For most of us, election day means a little extra planning to squeeze in a trip to the polling station, but for blind and partially-sighted people, it means relying on someone else, often having to trust whoever assists them to fill in their ballot paper as they wish. A survey carried out by RLSB showed that two thirds of blind and partially-sighted respondents had to give up their right to vote in secret at the May 2014 local and European elections, with many polling stations unequipped to assist voters with sight difficulties, despite their responsibility to do so.
If online voting is approved by the Electoral Commission, it is expected to increase not only the number of blind people voting, but the number of young people voting as a whole: in the 2010 election, only 39% of 18-24 year olds voted overall (compared to 68% of those aged 65+).
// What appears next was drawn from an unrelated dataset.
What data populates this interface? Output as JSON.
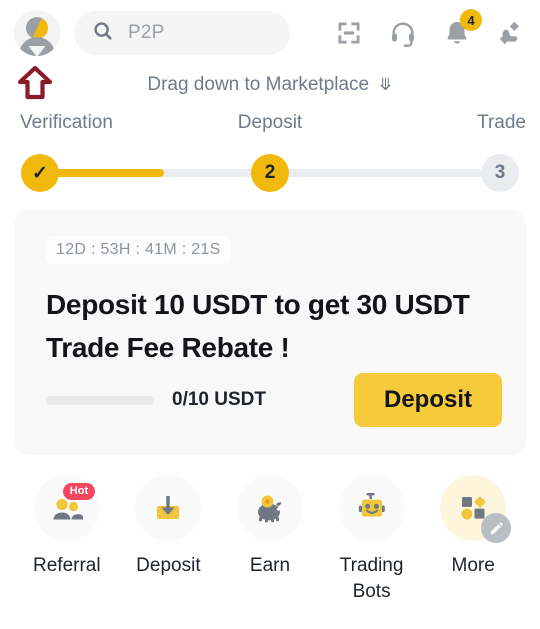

RLSB's campaign is echoed by the House of Commons Political and Constitutional Reform Committee, which published a report suggesting online voting would increase voter engagement. A national holiday for election day and reducing the voting age to 16 are among other measures suggested.